The EDE entities bring in a good portion of enrollment, but no state exchange has implemented the system. But Miller says some are thinking about it. He advises any state that moves forward to use the same technology as CMS.
Former CCIIO Director Randy Pate, who led the implementation of the EDE system while at CMS, also says that any state that transitions to an SBM should build in the EDE from the ground level.
I absolutely agree with this, however, and it has nothing to do with Sotheon being an advertiser on this site (via the W3LL banner ads). HealthSherpa, the largest EDE on the market (also an ACA Signups advertiser) appears to have either directly or indirectly handled as much as a stunning 50% of total HealthCare.Gov enrollment over the past Open Enrollment Period. In fact, the rapid growth of EDEs on the federal exchange is part of the reaso why HC.gov enrollment growth has outstripped state-based exchange enrollment this year (the main reason, of course, is that all of the states refusing to expand Medicaid are hosted by the federal exchange).
Lotven's article also touches on the expansion of standardized plans, the crackdown (in theory) on network adequacy rules, and the long-awaited release of a new rule limiting #ShortAssPlans (short-term, limited duration policies which aren't ACA-compliant).
Finally, the big legal case dangling over everyone's head (isn't there always one?) is the Braidwood v. HHS case, which deals with the ACA's requirement that insurance carriers provide a long list of preventative services at no out of pocket cost to the enrollee:
O’Connor has not ruled on the scope of any remedy to the legal issues, but the plaintiffs seek to invalidate the preventative services coverage mandate on a national level, while the Department of Justice argued in brief filed Jan. 27 that the court should apply only targeted relief that addresses the claims upon which the plaintiff prevailed.
Arguments over the scope of the remedy have been fully briefed, so a district court ruling could be out at any time.

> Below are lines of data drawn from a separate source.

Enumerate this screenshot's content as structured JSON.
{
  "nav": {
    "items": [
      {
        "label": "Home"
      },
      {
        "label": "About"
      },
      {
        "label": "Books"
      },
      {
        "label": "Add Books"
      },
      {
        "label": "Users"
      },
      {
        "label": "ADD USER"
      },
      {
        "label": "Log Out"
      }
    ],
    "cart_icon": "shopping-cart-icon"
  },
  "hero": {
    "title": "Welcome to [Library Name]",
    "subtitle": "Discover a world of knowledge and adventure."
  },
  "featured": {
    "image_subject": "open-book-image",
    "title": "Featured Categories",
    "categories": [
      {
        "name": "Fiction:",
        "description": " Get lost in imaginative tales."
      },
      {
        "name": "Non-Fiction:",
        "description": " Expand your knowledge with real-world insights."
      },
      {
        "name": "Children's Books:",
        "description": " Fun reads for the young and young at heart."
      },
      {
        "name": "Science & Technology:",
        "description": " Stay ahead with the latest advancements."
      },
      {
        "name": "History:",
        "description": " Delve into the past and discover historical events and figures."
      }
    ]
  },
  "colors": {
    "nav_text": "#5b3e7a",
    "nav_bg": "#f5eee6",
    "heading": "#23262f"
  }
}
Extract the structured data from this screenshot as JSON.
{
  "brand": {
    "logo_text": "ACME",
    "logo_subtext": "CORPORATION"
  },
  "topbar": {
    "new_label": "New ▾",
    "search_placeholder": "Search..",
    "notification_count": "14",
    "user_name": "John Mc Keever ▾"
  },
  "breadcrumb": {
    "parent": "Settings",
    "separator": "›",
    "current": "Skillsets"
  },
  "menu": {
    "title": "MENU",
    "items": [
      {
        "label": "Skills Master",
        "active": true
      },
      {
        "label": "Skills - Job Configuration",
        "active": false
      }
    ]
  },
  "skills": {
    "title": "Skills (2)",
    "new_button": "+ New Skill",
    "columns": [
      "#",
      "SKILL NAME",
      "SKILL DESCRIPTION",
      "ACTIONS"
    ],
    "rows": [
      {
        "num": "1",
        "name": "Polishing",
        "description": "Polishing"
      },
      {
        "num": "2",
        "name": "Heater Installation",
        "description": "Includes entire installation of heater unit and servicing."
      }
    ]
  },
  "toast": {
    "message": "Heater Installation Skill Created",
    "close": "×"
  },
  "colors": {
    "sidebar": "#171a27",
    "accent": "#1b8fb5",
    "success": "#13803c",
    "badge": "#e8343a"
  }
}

Meanwhile, consumer advocates, who believe the case will eventually land at the Supreme Court, have been urging states to adopt the ACA’s coverage requirements so that at least some consumers will have access to cost-free coverage if the federal provision is thrown out.